So that’s what the administration has been up to. Meanwhile, Walker is growing more confident on foreign policy issues. In a Fox interview last night, he responded to the president’s attack: “The thing about that statement is this is a guy in the last year who called ISIS [the Islamic State] the jayvee squad, who just last fall his administration continues to call Yemen a success story, who had a Secretary of State under Hillary Clinton gave Russia a reset button and then they ultimately went into the Ukraine. This is a guy who has the audacity to be talking about schooling anyone when it comes to foreign policy. ”

He also made certain to include Hillary Clinton in his indictment.

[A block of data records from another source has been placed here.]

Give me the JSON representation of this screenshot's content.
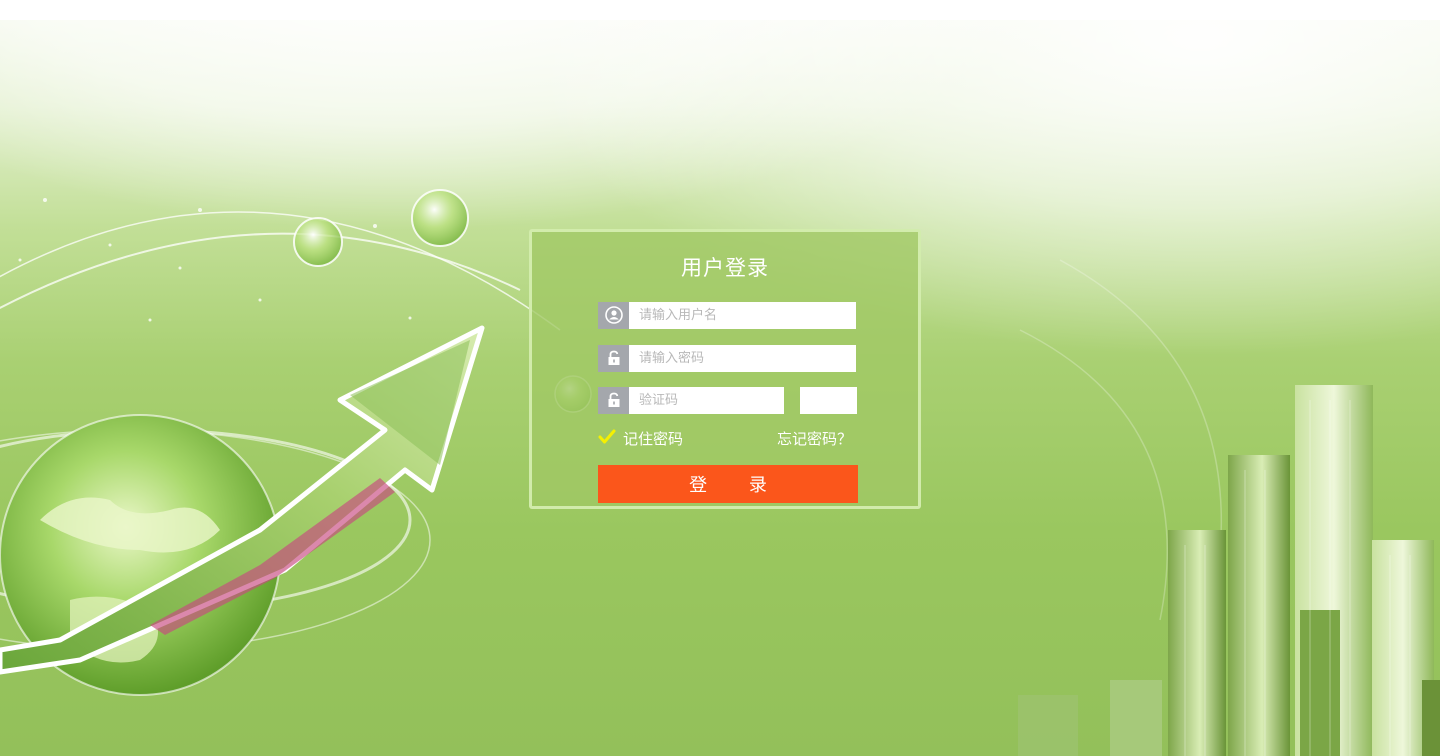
{
  "login": {
    "title": "用户登录",
    "username_placeholder": "请输入用户名",
    "password_placeholder": "请输入密码",
    "captcha_placeholder": "验证码",
    "remember_label": "记住密码",
    "forgot_label": "忘记密码？",
    "submit_label": "登 录",
    "remember_checked": true
  },
  "icons": {
    "username": "user-icon",
    "password": "lock-icon",
    "captcha": "lock-icon",
    "remember": "checkmark-icon"
  },
  "colors": {
    "login_button": "#fb561b",
    "panel_bg": "#a0c864",
    "icon_bg": "#a4a7ac",
    "checkmark": "#f5f000"
  }
}
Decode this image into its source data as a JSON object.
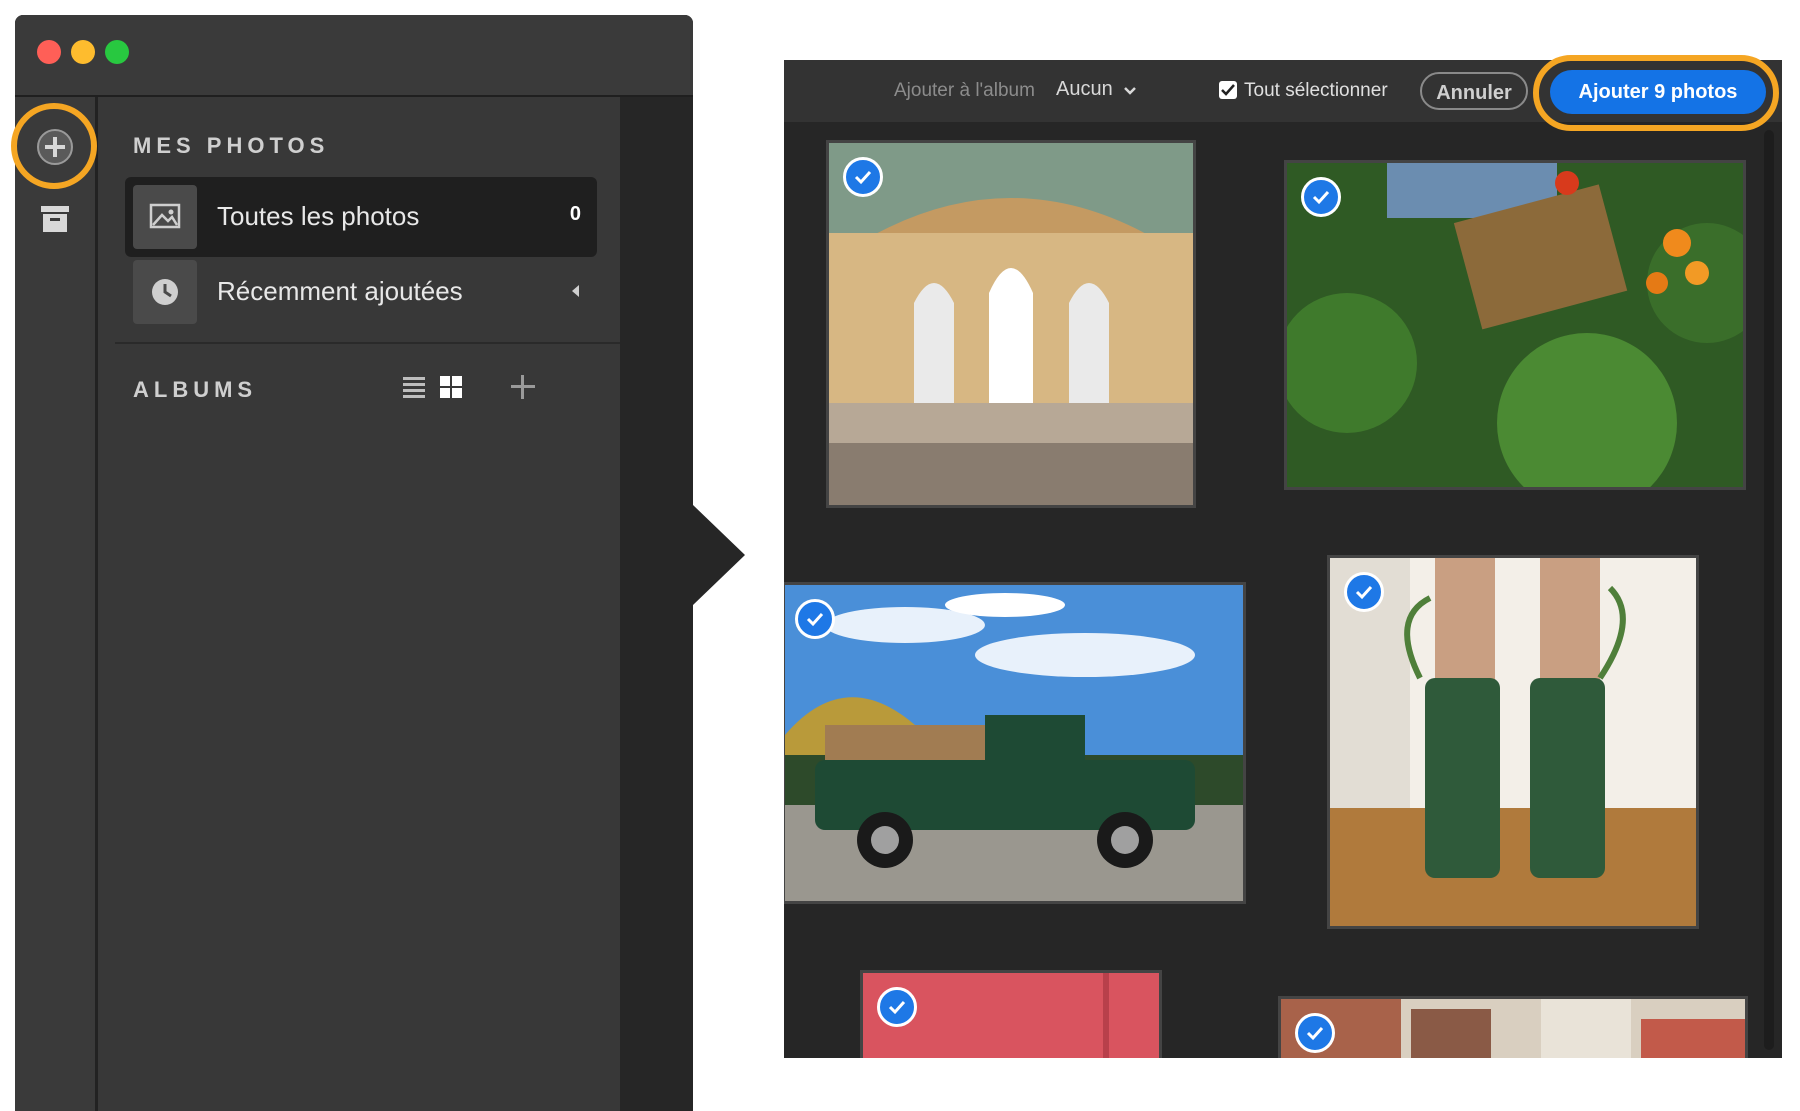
{
  "sidebar": {
    "my_photos_title": "MES PHOTOS",
    "items": [
      {
        "label": "Toutes les photos",
        "count": "0"
      },
      {
        "label": "Récemment ajoutées"
      }
    ],
    "albums_title": "ALBUMS"
  },
  "picker": {
    "add_to_album_label": "Ajouter à l'album",
    "album_value": "Aucun",
    "select_all_label": "Tout sélectionner",
    "cancel_label": "Annuler",
    "add_button_label": "Ajouter 9 photos"
  },
  "colors": {
    "accent_blue": "#1473e6",
    "highlight_orange": "#f5a623"
  },
  "icons": [
    "add-circle-icon",
    "archive-icon",
    "image-icon",
    "clock-icon",
    "list-view-icon",
    "grid-view-icon",
    "plus-icon",
    "chevron-down-icon",
    "checkmark-icon"
  ]
}
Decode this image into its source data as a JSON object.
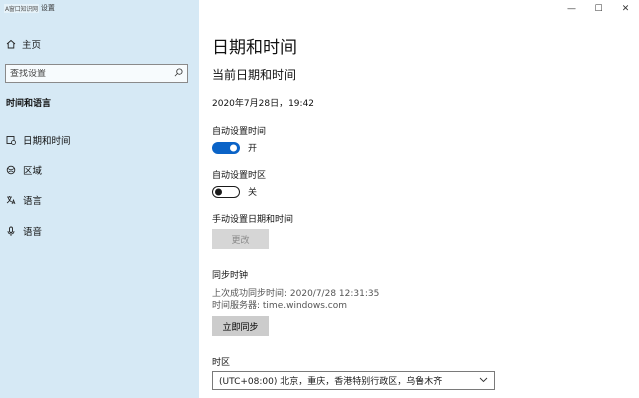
{
  "window": {
    "app_title": "设置",
    "watermark": "A窗口知识网",
    "controls": {
      "minimize": "—",
      "maximize": "☐",
      "close": "✕"
    }
  },
  "sidebar": {
    "home_label": "主页",
    "search_placeholder": "查找设置",
    "section_title": "时间和语言",
    "items": [
      {
        "label": "日期和时间",
        "icon": "calendar-clock-icon"
      },
      {
        "label": "区域",
        "icon": "globe-region-icon"
      },
      {
        "label": "语言",
        "icon": "language-icon"
      },
      {
        "label": "语音",
        "icon": "microphone-icon"
      }
    ]
  },
  "main": {
    "page_title": "日期和时间",
    "sub_title": "当前日期和时间",
    "current_datetime": "2020年7月28日，19:42",
    "auto_time": {
      "label": "自动设置时间",
      "state": "开",
      "on": true
    },
    "auto_timezone": {
      "label": "自动设置时区",
      "state": "关",
      "on": false
    },
    "manual": {
      "label": "手动设置日期和时间",
      "button": "更改"
    },
    "sync": {
      "label": "同步时钟",
      "last_sync": "上次成功同步时间: 2020/7/28 12:31:35",
      "server": "时间服务器: time.windows.com",
      "button": "立即同步"
    },
    "timezone": {
      "label": "时区",
      "value": "(UTC+08:00) 北京，重庆，香港特别行政区，乌鲁木齐"
    }
  },
  "colors": {
    "sidebar_bg": "#d6e9f5",
    "accent": "#0a63c7"
  }
}
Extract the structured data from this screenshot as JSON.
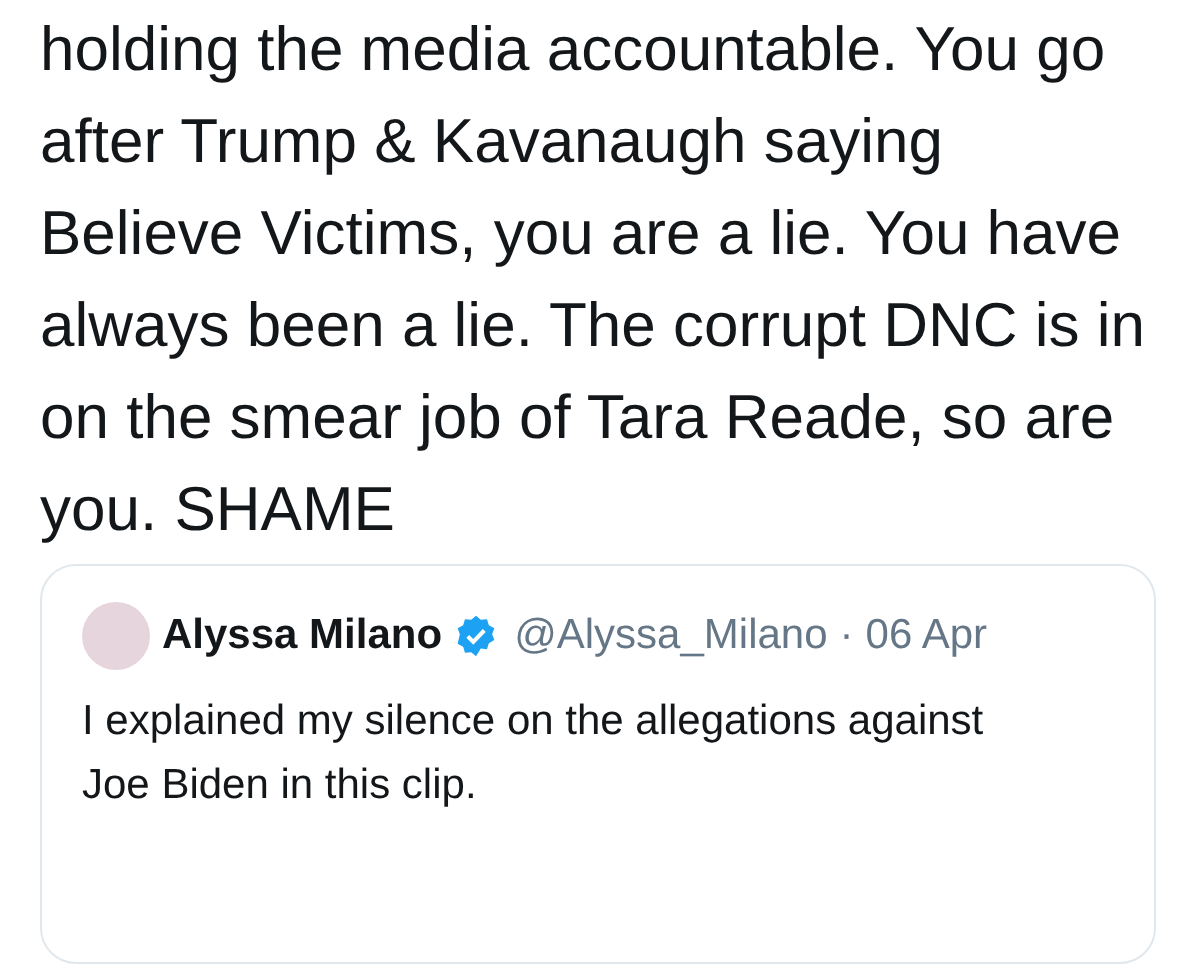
{
  "tweet": {
    "text": "holding the media accountable. You go after Trump & Kavanaugh saying Believe Victims, you are a lie. You have always been a lie. The corrupt DNC is in on the smear job of Tara Reade, so are you. SHAME"
  },
  "quoted_tweet": {
    "name": "Alyssa Milano",
    "verified": true,
    "handle": "@Alyssa_Milano",
    "separator": "·",
    "date": "06 Apr",
    "text": "I explained my silence on the allegations against Joe Biden in this clip."
  }
}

Well, between this president and the person who advised him in his first four years, former Secretary of State Hillary Clinton, I think the only place where either one of them can claim success is maybe Burma, but that’s about it. You look at the mess with the Houthis coming into Yemen. The Saudis, the United Arab Emirates, certainly to the other allies throughout the region like Jordan and Egypt, they have real concerns. They are frustrated that this administration even began talks with the premise of enriching uranium, something that very much concerned them and then at the same time they’re backing the very Shiite militias that are going into places like Yemen right now, a real threat not only to Saudi Arabia but to all peace loving people in the Middle East and around the world.”

Actually, he was being generous, since Burma has gone south recently. As for the Iran deal, Walker argues:

Think about it, this is a combination of our allies in the Arab world, not just Israel, in the Arab world concerned about the United States being at the negotiating table with Iran considering all the client state initiatives not only in Yemen but you look at what they’re doing to prop up Assad in Syria, you look at the other problems created around the world. But on top of that think about why were the Iranians at the table in the first place? After nearly two decades of sanctions they’re actually working. They’re not coming to the table out of the good nature of their hearts trying to push for world peace. They’re coming to the table because they were being brought to their knees because of the sanctions from the United States and our from allies particularly in Europe. And right at the time when they’re working think about this kind of negotiation. We should have been saying here’s the deal: you take it or if not we’re going to go back to our allies and push for even stronger sanctions because we know they’re working and the deal is you got to get out of terrorism and prove you don’t have any nuclear weapons and that’s the only deal we’re negotiating.

Former Israeli prime minister Ehud Barak (one of Democrats’ favorites and a Labor Party member) agrees with Walker on a take-it-or-leave-it approach.

So given the choice between Walker (who was kind enough not to use too many big words) and the Obama-Clinton-Kerry foreign policy, there really is no contest. Unfortunately, the president refuses to learn from experience and adjust to reality. Hence, we find ourselves with a list of concessions to Iran, Iran on the move in multiple places, the Islamic State taking root in two countries and junior partner Bashar al-Assad still in power and slaughtering hundreds of thousands of his people. There is a big word for that: incompetent.